_Task brief_
Would you output, exactly as written, the line with "Extract the structured" and all lines after it to the end of the data below, and no others?

_Data for the task_
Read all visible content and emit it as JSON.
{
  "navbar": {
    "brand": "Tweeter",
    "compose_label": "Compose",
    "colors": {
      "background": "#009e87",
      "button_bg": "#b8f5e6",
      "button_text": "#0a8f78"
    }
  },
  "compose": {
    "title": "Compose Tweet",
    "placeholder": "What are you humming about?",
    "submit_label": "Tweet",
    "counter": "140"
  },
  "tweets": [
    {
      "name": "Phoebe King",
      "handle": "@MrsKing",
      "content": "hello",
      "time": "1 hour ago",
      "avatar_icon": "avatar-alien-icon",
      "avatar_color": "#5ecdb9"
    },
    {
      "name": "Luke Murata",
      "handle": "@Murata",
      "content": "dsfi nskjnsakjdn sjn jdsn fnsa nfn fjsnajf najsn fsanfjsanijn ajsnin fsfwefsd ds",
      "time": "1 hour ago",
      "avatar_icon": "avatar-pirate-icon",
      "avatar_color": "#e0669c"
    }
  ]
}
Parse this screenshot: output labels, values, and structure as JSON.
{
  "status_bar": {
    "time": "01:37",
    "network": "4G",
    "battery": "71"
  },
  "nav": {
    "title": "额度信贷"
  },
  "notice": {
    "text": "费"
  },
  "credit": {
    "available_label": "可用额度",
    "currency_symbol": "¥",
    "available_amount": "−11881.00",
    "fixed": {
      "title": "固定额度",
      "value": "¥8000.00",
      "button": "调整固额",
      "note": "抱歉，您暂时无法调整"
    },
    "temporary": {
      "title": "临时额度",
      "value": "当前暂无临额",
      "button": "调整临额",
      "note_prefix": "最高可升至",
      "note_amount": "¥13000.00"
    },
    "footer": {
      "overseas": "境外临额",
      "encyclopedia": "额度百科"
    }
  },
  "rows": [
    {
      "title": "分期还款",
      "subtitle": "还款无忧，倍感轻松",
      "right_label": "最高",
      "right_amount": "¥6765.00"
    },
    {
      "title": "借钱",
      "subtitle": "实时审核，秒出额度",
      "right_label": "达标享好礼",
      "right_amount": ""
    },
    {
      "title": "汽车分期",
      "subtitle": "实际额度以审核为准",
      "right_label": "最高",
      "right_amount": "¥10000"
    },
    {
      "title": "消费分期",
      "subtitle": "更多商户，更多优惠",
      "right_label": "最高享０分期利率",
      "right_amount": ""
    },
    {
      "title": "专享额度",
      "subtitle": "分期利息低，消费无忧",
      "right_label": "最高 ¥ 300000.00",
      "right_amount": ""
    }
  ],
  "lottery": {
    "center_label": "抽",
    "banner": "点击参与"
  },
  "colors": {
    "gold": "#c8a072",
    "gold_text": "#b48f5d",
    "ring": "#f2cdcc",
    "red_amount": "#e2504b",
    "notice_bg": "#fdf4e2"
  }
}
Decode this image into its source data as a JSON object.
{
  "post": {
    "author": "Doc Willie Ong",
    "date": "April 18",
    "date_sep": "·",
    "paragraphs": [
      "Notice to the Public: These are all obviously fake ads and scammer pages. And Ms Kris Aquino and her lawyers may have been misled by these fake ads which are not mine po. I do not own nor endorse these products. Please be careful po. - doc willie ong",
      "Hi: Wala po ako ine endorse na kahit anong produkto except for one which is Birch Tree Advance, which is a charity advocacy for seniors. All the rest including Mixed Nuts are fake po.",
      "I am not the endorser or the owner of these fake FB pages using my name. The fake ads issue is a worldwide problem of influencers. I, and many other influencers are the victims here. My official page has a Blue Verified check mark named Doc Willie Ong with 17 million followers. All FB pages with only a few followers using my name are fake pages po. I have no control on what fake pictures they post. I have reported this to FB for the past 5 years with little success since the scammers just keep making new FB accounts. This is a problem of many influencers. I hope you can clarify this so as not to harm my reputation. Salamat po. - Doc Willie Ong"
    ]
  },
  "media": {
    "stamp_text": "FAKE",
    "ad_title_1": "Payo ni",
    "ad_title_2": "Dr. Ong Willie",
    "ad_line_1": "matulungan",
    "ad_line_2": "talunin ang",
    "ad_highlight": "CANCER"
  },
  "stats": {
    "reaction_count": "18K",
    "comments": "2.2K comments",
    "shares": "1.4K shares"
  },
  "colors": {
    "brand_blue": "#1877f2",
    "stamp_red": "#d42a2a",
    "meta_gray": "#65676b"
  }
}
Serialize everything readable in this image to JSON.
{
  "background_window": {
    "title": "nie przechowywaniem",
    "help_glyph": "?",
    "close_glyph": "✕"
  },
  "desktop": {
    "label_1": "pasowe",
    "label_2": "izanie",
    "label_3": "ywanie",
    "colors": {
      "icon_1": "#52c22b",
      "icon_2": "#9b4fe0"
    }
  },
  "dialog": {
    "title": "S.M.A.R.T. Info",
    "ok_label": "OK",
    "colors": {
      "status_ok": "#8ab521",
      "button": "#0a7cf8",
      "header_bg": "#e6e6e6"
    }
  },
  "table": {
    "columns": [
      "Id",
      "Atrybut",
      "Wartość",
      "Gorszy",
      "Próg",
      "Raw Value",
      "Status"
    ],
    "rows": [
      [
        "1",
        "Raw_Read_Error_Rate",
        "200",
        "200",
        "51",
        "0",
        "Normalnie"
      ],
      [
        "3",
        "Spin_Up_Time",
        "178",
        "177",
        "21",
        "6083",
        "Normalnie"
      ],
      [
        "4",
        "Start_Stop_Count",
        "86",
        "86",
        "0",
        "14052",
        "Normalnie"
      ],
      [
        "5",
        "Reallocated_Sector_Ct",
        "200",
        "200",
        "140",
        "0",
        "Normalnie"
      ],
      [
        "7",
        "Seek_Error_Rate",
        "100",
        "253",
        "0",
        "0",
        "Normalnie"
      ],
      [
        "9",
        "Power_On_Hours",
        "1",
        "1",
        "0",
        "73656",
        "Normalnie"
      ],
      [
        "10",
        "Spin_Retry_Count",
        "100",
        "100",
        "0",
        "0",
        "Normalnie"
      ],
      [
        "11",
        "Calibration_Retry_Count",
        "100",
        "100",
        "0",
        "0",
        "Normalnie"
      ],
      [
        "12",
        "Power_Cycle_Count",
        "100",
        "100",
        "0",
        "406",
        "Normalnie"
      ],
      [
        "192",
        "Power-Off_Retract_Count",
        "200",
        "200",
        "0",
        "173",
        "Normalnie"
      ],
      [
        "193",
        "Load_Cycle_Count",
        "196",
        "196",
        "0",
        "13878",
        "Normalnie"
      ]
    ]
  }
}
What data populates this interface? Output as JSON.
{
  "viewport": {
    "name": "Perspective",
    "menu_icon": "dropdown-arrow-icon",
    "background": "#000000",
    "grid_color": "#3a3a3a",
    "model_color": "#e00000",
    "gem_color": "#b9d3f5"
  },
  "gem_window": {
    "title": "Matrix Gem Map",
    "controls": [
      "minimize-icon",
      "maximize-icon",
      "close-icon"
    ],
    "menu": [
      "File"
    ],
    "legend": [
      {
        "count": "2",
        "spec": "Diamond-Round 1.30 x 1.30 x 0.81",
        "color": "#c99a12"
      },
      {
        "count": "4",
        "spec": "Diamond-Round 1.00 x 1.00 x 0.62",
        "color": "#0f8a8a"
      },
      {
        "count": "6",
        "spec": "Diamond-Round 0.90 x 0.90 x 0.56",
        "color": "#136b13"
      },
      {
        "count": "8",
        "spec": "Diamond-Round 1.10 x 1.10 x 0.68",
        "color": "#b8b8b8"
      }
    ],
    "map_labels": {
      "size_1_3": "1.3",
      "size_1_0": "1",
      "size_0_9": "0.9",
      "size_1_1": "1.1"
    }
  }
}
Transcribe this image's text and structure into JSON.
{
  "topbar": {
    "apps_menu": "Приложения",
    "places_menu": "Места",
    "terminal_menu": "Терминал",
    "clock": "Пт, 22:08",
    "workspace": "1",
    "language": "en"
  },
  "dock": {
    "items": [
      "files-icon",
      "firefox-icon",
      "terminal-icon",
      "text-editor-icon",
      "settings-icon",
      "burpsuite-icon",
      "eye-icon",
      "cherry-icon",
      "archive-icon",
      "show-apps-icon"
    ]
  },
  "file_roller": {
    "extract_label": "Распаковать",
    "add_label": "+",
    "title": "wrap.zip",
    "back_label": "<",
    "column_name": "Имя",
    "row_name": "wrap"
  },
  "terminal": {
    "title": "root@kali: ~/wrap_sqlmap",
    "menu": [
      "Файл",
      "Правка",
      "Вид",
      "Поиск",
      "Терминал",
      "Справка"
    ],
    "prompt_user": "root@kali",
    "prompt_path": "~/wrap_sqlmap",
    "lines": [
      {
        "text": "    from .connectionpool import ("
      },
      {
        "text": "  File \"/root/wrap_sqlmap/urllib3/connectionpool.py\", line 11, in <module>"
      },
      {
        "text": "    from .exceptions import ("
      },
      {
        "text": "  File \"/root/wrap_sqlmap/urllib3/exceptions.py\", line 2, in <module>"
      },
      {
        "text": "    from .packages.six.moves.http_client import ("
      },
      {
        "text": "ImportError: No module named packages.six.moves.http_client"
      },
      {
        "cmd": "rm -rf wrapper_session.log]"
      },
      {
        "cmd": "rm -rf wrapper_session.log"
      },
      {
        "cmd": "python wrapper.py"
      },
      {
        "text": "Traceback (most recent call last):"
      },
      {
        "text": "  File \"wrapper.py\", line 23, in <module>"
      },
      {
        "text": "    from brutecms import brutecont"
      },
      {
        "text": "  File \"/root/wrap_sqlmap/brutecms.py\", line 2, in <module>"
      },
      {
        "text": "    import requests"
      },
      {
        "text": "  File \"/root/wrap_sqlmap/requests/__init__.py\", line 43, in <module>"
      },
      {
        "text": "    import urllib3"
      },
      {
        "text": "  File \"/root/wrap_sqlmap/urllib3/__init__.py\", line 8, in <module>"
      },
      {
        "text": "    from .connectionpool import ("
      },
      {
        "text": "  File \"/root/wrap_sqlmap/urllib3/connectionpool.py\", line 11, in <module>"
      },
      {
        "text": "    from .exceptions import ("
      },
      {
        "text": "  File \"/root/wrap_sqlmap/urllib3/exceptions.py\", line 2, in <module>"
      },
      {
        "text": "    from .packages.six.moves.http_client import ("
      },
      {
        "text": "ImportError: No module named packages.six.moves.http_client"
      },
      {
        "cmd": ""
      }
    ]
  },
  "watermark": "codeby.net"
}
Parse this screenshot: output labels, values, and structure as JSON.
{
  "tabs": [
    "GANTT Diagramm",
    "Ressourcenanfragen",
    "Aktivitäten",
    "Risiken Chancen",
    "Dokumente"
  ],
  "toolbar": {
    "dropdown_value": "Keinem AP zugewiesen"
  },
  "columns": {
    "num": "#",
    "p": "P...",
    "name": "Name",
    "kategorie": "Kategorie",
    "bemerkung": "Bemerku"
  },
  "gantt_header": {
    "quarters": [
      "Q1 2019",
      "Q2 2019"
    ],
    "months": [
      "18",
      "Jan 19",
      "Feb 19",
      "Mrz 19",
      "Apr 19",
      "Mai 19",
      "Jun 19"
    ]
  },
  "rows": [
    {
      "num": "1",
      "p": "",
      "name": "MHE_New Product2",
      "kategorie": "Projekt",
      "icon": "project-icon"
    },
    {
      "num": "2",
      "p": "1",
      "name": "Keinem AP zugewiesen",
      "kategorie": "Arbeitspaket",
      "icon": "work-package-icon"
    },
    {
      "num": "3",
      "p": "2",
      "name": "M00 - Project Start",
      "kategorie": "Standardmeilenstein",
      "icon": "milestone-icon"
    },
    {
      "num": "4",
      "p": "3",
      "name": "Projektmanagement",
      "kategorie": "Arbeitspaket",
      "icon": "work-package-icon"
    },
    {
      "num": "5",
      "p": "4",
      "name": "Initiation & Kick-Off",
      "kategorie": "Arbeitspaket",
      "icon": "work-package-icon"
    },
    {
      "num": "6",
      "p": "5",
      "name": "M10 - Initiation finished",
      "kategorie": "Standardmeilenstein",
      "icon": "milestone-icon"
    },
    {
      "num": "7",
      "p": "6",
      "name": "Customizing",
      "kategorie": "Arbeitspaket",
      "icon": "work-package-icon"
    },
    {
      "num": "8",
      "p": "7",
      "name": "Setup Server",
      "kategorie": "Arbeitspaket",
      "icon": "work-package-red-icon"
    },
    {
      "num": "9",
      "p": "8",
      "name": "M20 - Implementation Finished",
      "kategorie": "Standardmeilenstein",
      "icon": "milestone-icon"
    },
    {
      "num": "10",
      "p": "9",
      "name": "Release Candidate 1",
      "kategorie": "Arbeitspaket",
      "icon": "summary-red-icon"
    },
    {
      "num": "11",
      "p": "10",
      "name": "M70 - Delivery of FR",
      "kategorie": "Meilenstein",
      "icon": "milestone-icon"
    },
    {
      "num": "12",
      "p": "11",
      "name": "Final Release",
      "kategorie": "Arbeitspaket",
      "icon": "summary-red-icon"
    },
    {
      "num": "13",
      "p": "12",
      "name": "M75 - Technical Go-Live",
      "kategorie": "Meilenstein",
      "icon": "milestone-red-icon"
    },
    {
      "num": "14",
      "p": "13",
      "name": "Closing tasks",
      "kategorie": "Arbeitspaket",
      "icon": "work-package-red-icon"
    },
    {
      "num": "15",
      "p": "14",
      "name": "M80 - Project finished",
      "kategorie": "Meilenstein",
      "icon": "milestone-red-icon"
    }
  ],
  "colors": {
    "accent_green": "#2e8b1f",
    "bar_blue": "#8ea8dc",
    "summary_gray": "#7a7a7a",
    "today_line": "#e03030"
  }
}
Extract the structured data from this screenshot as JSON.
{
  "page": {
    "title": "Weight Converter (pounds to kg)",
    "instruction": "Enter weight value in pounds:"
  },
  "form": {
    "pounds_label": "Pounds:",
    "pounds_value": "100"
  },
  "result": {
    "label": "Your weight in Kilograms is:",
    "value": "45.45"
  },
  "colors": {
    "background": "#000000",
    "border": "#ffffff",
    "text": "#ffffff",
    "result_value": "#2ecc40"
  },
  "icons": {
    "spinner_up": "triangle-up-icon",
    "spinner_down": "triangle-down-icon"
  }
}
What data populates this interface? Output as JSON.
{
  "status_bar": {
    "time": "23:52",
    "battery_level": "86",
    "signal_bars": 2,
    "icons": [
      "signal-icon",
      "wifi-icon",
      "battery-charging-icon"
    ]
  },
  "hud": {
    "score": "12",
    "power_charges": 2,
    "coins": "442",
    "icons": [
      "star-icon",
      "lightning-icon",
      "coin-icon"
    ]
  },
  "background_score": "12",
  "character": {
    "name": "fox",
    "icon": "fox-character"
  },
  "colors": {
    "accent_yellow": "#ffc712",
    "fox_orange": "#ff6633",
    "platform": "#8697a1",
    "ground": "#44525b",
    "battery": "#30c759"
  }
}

_Exercise answer_
Extract the structured data from this screenshot as JSON.
{
  "page": {
    "title": "Weight Converter (pounds to kg)",
    "instruction": "Enter weight value in pounds:"
  },
  "form": {
    "pounds_label": "Pounds:",
    "pounds_value": "100"
  },
  "result": {
    "label": "Your weight in Kilograms is:",
    "value": "45.45"
  },
  "colors": {
    "background": "#000000",
    "border": "#ffffff",
    "text": "#ffffff",
    "result_value": "#2ecc40"
  },
  "icons": {
    "spinner_up": "triangle-up-icon",
    "spinner_down": "triangle-down-icon"
  }
}
What data populates this interface? Output as JSON.
{
  "status_bar": {
    "time": "23:52",
    "battery_level": "86",
    "signal_bars": 2,
    "icons": [
      "signal-icon",
      "wifi-icon",
      "battery-charging-icon"
    ]
  },
  "hud": {
    "score": "12",
    "power_charges": 2,
    "coins": "442",
    "icons": [
      "star-icon",
      "lightning-icon",
      "coin-icon"
    ]
  },
  "background_score": "12",
  "character": {
    "name": "fox",
    "icon": "fox-character"
  },
  "colors": {
    "accent_yellow": "#ffc712",
    "fox_orange": "#ff6633",
    "platform": "#8697a1",
    "ground": "#44525b",
    "battery": "#30c759"
  }
}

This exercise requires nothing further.